__TASK ITEM__: Which lines in the records below contain the word "articles"? Return each of them.
*** Opening DATA UNDER STUDY ***
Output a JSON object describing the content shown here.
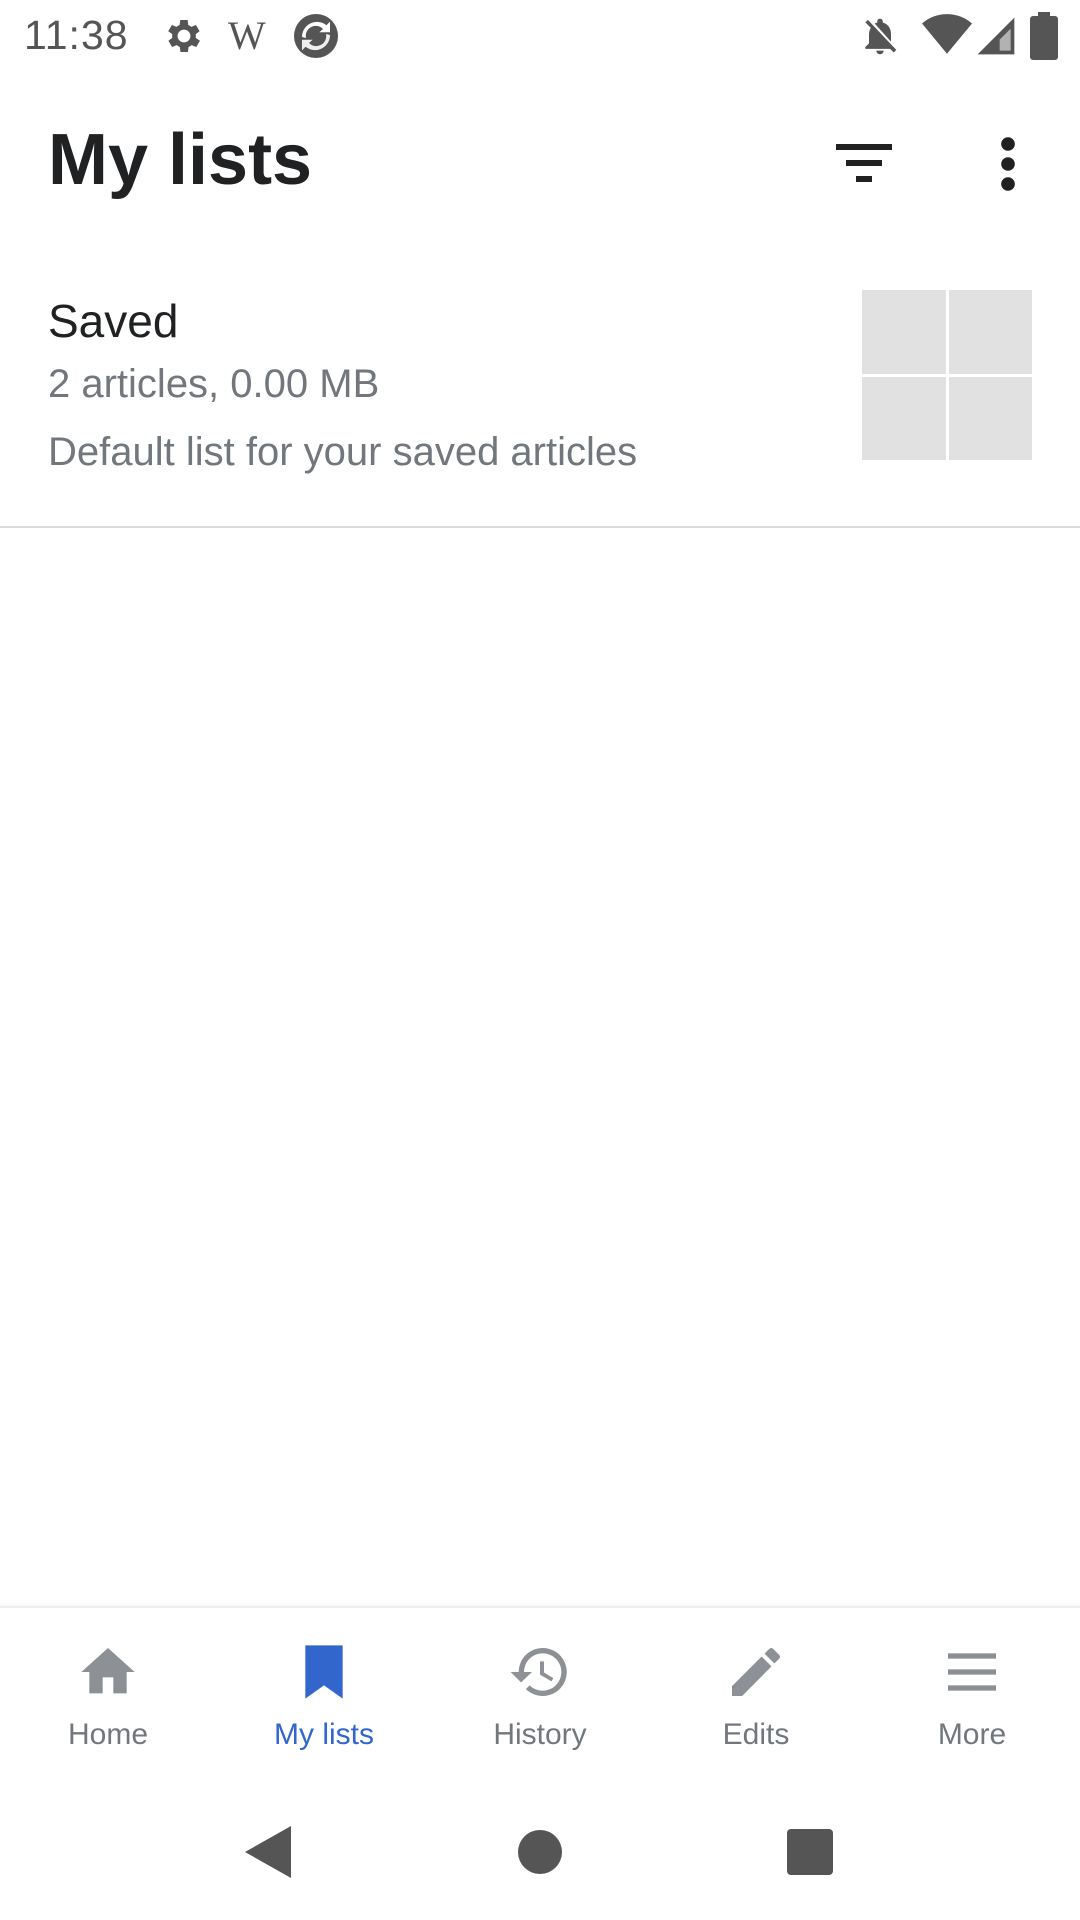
{
  "status_bar": {
    "time": "11:38",
    "app_letter": "W",
    "icons": [
      "gear-icon",
      "wikipedia-w-icon",
      "sync-circle-icon",
      "notifications-off-icon",
      "wifi-icon",
      "cell-signal-icon",
      "battery-icon"
    ]
  },
  "toolbar": {
    "title": "My lists",
    "actions": [
      "filter-icon",
      "more-vert-icon"
    ]
  },
  "lists": [
    {
      "name": "Saved",
      "meta": "2 articles, 0.00 MB",
      "description": "Default list for your saved articles"
    }
  ],
  "bottom_nav": {
    "items": [
      {
        "label": "Home",
        "icon": "home-icon"
      },
      {
        "label": "My lists",
        "icon": "bookmark-icon",
        "active": true
      },
      {
        "label": "History",
        "icon": "history-icon"
      },
      {
        "label": "Edits",
        "icon": "pencil-icon"
      },
      {
        "label": "More",
        "icon": "menu-icon"
      }
    ]
  },
  "system_nav": {
    "buttons": [
      "back-icon",
      "home-circle-icon",
      "recents-icon"
    ]
  },
  "colors": {
    "accent": "#3366cc",
    "text_primary": "#202122",
    "text_secondary": "#72777d",
    "icon_gray": "#8d9196",
    "placeholder": "#e1e1e1"
  }
}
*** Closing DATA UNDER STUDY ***
__ANSWER TO THE PROBLEM__:
      "meta": "2 articles, 0.00 MB",
      "description": "Default list for your saved articles"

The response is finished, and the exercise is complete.